WHAT IS NEEDED: Copy out every line holding the string "image" from the records below.

Records contained in a dataset
******
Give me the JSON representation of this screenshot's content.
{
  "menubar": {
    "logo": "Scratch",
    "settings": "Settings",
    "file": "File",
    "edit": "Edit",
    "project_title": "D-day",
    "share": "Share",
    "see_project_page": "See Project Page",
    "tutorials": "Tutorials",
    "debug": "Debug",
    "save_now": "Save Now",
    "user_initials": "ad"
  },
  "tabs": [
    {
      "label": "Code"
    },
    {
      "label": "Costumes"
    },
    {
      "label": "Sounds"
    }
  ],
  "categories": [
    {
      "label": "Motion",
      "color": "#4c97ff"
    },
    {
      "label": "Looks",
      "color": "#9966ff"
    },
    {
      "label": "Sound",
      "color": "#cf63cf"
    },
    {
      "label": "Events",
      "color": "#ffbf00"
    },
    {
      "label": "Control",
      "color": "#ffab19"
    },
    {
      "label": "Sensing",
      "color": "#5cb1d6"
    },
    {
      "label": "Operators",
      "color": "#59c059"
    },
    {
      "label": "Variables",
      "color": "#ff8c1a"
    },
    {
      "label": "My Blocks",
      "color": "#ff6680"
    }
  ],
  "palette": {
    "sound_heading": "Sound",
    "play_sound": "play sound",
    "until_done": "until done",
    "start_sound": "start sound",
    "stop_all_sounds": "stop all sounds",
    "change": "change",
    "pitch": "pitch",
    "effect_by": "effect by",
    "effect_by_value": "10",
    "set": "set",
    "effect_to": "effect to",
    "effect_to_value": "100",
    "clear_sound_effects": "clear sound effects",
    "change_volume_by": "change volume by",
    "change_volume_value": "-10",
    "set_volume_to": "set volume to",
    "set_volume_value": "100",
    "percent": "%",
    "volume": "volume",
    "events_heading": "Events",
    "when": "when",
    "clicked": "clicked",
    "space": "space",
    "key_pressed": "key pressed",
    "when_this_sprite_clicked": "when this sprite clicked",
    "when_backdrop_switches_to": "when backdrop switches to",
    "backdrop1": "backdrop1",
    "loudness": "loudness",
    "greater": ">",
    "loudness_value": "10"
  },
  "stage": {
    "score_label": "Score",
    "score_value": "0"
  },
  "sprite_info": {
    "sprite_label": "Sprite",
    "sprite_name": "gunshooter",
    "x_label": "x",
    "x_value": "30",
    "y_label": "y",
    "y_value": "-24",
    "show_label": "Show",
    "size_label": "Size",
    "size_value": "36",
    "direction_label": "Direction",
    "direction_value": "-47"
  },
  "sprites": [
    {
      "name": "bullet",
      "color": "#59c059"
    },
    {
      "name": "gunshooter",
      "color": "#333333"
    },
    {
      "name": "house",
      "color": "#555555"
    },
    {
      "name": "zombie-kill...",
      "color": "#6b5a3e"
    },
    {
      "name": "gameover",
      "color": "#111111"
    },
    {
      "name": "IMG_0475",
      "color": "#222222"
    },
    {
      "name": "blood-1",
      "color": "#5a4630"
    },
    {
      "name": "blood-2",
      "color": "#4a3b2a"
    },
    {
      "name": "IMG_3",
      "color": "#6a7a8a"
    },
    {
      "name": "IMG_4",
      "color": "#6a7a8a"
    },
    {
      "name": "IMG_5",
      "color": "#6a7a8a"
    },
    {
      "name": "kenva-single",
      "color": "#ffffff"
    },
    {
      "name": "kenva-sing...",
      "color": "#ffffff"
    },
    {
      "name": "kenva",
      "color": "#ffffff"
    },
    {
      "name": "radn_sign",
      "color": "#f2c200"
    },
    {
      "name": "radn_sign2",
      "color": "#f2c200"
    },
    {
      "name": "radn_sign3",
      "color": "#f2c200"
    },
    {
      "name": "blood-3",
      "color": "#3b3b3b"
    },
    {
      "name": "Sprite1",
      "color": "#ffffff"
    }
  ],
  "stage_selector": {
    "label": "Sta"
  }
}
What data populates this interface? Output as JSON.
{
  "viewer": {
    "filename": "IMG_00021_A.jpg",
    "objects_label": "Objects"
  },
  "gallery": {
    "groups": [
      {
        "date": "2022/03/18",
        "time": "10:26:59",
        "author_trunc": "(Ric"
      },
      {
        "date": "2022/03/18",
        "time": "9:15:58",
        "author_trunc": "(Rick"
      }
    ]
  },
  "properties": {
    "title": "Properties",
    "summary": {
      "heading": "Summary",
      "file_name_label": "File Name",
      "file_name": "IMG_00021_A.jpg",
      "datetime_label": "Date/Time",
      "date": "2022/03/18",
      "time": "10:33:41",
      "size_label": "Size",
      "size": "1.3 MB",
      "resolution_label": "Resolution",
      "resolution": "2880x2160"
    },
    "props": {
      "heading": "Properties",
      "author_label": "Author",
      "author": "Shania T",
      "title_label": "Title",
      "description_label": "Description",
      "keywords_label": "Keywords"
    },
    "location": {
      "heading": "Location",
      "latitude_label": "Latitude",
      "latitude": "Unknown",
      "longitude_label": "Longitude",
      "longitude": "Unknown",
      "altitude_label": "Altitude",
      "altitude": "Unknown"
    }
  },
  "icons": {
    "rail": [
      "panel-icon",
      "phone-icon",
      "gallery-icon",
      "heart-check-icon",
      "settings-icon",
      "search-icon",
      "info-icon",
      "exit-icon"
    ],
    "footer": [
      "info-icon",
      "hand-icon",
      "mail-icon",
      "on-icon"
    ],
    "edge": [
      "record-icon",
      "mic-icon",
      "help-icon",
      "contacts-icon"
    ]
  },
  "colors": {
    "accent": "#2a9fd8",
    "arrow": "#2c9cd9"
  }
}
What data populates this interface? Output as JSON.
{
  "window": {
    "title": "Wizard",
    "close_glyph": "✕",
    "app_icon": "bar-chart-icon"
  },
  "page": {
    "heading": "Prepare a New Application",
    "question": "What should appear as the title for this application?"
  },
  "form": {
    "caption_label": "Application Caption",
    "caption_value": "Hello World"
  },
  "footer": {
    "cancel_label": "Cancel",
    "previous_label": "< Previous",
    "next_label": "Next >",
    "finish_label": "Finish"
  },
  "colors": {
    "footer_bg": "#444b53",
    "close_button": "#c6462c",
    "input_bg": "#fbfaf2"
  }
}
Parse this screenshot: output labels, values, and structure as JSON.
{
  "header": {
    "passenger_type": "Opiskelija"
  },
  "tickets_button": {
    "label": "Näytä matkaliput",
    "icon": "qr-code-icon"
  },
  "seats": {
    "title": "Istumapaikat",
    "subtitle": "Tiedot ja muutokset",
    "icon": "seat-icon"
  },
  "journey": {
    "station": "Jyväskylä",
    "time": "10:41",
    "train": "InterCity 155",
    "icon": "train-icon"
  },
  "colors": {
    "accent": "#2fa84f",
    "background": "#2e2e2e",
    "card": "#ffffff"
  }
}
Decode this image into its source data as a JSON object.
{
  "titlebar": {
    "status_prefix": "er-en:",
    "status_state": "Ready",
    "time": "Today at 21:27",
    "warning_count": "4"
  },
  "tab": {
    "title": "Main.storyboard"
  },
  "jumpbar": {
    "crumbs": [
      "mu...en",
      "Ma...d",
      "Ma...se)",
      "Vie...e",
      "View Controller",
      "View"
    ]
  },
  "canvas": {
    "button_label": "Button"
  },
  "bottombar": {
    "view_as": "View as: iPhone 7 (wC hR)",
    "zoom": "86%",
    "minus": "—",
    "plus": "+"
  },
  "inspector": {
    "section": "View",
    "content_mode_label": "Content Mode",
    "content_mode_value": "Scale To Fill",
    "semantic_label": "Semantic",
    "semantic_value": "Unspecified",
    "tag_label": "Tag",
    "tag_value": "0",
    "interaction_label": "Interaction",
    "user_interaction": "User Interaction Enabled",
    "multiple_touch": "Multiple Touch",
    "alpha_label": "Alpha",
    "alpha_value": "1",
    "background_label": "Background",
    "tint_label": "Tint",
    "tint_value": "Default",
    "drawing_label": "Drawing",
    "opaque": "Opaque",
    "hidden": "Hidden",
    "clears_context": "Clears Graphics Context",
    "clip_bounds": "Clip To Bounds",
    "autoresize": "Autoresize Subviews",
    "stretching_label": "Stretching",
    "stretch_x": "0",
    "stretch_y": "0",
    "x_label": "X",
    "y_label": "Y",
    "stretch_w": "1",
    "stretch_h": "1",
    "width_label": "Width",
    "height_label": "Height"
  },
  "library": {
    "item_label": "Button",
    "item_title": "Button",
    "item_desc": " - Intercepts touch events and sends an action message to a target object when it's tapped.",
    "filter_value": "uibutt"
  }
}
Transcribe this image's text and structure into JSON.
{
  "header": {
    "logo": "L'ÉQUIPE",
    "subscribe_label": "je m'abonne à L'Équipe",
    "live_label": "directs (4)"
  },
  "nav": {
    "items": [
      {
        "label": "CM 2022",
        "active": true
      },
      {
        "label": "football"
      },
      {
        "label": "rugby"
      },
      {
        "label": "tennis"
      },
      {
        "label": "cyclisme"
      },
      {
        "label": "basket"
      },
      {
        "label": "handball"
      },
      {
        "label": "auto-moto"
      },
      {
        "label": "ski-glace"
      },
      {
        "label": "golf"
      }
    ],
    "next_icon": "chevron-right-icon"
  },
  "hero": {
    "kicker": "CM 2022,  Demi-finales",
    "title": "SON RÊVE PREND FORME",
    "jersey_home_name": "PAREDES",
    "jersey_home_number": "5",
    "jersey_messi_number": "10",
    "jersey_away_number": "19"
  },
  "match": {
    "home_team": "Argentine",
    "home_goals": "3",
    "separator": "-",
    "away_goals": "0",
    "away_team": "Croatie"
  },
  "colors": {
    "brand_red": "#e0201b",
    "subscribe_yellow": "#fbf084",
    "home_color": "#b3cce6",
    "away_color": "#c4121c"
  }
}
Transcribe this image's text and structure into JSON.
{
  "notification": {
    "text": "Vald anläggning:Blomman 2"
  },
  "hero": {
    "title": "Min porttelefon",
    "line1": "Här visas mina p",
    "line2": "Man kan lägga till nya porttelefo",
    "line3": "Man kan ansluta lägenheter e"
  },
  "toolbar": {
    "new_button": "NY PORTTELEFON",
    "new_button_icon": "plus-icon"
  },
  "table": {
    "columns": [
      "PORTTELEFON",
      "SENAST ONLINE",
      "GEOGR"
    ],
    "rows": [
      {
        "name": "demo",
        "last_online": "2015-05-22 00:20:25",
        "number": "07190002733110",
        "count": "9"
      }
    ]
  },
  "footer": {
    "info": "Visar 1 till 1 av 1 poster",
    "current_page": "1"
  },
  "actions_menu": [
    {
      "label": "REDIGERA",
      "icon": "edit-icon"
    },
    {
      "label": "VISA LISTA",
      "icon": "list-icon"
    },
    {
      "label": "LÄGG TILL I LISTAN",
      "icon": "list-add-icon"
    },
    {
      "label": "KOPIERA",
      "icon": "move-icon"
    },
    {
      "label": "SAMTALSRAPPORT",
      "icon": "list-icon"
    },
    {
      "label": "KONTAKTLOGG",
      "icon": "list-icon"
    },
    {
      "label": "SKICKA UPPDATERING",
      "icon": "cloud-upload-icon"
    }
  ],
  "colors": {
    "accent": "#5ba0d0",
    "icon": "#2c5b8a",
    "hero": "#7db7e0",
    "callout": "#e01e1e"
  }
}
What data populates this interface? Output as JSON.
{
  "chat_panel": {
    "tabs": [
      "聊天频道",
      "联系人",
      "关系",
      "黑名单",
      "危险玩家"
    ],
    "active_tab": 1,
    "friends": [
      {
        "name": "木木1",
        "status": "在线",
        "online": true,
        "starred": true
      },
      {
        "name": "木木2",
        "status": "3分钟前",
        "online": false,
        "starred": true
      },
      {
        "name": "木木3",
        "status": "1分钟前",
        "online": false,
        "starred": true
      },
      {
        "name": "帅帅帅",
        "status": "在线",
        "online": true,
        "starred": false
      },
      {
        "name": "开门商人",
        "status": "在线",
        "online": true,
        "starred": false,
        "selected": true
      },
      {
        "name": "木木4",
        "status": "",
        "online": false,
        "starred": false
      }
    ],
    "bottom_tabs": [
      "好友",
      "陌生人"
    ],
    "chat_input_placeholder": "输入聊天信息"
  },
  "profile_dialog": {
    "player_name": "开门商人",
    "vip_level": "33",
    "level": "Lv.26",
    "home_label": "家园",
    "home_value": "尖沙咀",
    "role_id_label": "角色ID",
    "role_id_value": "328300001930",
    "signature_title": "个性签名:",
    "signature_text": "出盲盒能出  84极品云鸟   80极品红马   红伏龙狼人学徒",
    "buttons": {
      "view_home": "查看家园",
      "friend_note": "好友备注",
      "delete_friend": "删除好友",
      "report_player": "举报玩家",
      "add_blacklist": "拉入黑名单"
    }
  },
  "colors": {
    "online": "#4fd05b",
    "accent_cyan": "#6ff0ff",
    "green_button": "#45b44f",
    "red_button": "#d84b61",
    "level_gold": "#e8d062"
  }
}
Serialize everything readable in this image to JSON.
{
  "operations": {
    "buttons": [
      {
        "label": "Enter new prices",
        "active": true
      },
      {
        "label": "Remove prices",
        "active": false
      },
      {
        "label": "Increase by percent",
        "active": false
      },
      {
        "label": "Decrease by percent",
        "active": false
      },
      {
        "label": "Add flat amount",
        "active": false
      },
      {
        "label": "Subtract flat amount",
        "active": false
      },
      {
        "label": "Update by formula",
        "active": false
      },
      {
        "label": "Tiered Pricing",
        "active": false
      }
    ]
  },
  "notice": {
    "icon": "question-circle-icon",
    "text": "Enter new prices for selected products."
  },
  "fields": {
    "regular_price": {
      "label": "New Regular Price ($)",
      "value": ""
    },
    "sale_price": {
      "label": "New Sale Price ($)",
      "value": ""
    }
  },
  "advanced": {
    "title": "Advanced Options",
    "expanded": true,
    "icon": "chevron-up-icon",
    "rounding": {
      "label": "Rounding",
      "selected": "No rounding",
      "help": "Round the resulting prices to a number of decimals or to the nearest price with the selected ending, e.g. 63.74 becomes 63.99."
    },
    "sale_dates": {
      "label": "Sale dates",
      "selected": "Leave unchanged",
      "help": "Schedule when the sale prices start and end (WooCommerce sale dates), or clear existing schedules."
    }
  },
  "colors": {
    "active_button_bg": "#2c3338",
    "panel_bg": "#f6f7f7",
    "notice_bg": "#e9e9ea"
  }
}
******
RESULT FOR THIS EXERCISE:
Decode this image into its source data as a JSON object.
Transcribe this image's text and structure into JSON.
Transcribe this image's text and structure into JSON.
Serialize everything readable in this image to JSON.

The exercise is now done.